When English people die leaving assets in Spain, Grants of Probate and Administration are not issued by the Courts in Spain. Thus, in order to proceed with the registration of the assets inherited in Spain, the beneficiary or the surviving spouse needs to provide the Spanish Authorities with the compulsory document “Deed of Acceptance of the Inheritance”; unfortunately it is not like in England that the properties pass automatically to the surviving spouse.
Due to the requirements of Spanish Data Protection Law, banks will not normally reveal information of a deceased’s affairs until such time as a properly executed Power of Attorney from the beneficiary or executors is produced. Inheritance tax is payable by the beneficiary rather than the estate itself and its calculation is dependant on the amount received and the blood relationship between the beneficiary and the deceased.
Deed of Declaration of Inheritance and the Acceptance of the Inheritance
There is no equivalent of this concept in England and Wales. It is a formal declaration of the deceased’s death and disclosures of their estate, to be prepared and signed by the beneficiaries and the appointed executors. The Deed states the capacity in which parties are acting, such as beneficiaries, executors or attorneys for the beneficiaries or executors, it recites the facts relating to the deceased’s death and their succession through the testamentary dispositions made by them and in addition, it will contain a full inventory of the assets which form the estate, disclosing the value for inheritance tax purpose. In the case of immovability property, the deed will contain a full description of the property as it appears in the title documents, and will incorporate full details of its registration. The liabilities of the estate for which a tax deduction is claimed have to be equally detailed in this deed.
The distribution of the deceased’s estate among the beneficiaries is detailed at the end of the document, in accordance with the terms of the will. The beneficiaries may formally accept the inheritance and, in the case of immovable property, will apply to the Land Registry for the registration of the property in their name or names.
Beneficiaries cannot register property under their name unless the deed of declaration of inheritance has been signed by a notary public.
Power of Attorney for Inheritance
This is a notarial deed granted in favour of a lawyer or any other third party to act on behalf of the beneficiary or executor at the signing of the deed of Declaration of Inheritance, or to generally deal with the winding up of the estate.
Central Will Registry
Every will has a certification number in Spain, which is kept on file at the Central Register of Spanish Wills, located in Madrid. There is no equivalent in England and Wales. A certificate from the aforesaid registry must be attached to the Deed of Declaration of Inheritance and the Acceptance of the Inheritance confirming whether the deceased made Spanish Will or not.
Registry of Deaths
The Spanish equivalent is the Registro Civil which fulfils the same objective as the General Register Office in England and Wales. The original death certificate legalised with the Apostille of the Hague Convention 1961 and duly translated into Spanish must be attached to the Deed of Declaration of Inheritance and the Acceptance of the Inheritance.
Revocation of the Will

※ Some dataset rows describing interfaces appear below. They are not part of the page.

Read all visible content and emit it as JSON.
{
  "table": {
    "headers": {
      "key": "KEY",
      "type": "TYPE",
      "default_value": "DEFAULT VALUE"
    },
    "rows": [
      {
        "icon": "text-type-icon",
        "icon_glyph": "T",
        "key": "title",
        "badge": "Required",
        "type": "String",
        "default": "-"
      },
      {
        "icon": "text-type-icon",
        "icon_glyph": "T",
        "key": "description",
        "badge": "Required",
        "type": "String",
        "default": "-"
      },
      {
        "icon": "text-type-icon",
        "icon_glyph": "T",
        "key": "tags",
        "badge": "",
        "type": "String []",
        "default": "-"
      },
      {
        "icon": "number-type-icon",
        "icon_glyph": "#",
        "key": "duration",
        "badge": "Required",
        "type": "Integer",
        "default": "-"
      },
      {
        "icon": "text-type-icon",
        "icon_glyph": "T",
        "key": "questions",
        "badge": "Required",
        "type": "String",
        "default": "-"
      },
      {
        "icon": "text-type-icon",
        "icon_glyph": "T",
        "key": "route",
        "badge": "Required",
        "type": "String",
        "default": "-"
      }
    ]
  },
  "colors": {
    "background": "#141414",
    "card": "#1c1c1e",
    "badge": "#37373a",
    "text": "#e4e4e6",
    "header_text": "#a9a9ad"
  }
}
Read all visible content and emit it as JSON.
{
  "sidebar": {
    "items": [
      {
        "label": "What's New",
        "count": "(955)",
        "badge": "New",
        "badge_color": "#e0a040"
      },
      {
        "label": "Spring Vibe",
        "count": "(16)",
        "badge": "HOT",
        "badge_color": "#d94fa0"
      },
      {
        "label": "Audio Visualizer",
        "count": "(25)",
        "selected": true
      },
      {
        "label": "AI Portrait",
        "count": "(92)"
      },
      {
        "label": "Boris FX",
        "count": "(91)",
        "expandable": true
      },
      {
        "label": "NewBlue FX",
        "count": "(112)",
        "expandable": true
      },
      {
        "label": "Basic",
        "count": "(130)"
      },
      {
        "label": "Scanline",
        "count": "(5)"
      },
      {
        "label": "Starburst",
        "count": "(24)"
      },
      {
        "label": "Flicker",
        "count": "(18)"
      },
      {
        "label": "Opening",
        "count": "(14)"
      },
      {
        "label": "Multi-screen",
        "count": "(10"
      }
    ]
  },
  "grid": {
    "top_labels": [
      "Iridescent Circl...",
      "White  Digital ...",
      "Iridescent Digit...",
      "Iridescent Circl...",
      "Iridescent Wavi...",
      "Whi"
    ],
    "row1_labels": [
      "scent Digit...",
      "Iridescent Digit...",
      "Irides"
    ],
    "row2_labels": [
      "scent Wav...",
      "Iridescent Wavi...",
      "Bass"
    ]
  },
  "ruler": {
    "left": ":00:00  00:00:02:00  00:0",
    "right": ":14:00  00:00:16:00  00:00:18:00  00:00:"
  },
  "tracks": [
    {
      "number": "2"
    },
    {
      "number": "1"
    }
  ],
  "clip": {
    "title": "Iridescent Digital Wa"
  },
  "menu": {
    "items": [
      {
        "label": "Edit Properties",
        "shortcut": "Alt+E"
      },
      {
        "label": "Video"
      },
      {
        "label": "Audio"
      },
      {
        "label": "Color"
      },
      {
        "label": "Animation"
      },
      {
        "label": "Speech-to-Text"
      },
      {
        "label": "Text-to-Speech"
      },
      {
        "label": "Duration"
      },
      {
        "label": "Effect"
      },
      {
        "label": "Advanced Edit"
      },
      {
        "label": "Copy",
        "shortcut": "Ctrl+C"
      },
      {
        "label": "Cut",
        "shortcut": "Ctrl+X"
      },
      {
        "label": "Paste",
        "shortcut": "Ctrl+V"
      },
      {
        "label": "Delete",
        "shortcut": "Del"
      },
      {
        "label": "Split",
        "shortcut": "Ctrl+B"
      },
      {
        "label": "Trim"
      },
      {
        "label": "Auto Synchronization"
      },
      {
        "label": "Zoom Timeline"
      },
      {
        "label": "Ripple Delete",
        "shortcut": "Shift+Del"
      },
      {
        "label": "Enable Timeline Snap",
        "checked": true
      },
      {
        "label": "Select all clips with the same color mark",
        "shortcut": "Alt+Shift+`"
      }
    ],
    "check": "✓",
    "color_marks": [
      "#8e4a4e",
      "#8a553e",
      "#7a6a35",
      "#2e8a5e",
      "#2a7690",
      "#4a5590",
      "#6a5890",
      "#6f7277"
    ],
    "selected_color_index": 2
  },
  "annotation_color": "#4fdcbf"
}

A will is automatically revoked by the execution of a new will. Divorce does not automatically revoke or affect the validity of a previous will. However, the divorced spouse will not inherit unless the will stipulates otherwise.
Same sex couples’ rights and responsibilities are identical to civil marriages in Spain and are fully recognised under the same name as heterosexual couples that is, marriage. Such partnerships give the same succession rights as heterosexual marriages. Some regions have also regulated cohabiting couples as simulating the succession rights to those of matrimony.
There is no equivalent in Spain. All issues referring to metal capacity are decided by the ordinary court of first instance.
Tenancy in Common
All co-ownership under Spanish Law is held under tenancy in common, so the deceased’s share of the co-owned property will be part of their estate and will pass in accordance with the terms of their will or intestacy.
Unity of Succession
According to Spanish law, inheritance issues are governed by the deceased’s national law at the moment of death, no matter what type of assets are involved nor in which country they are located.
Art 9-8 of the Civil Code
This means, for example, that provision for the compulsory portions, which are applicable to Spanish Citizens, are not applicable to foreigners, even if they are residents in Spain or their estate is in Spain or they have died in Spain. The right of a person to deal with these assets after his death is regulated by his national law.
This has been adopted as a fundamental principle within the Spanish Legal systems, so the Supreme Court has clearly established that only one law will be applicable to real and immoveable property of the estate of an English National.
Should you have any queries please do not hesitate to contact Susana Diez Urquiola, our Spanish Lawyer at B Legal Limited on firstname.lastname@example.org or 01494 687837 for a free initial consultation. Susana has been working in the UK for the past 20 years and is registered with the Law Society as a European Solicitor and is also a member of the Bilbao Bar.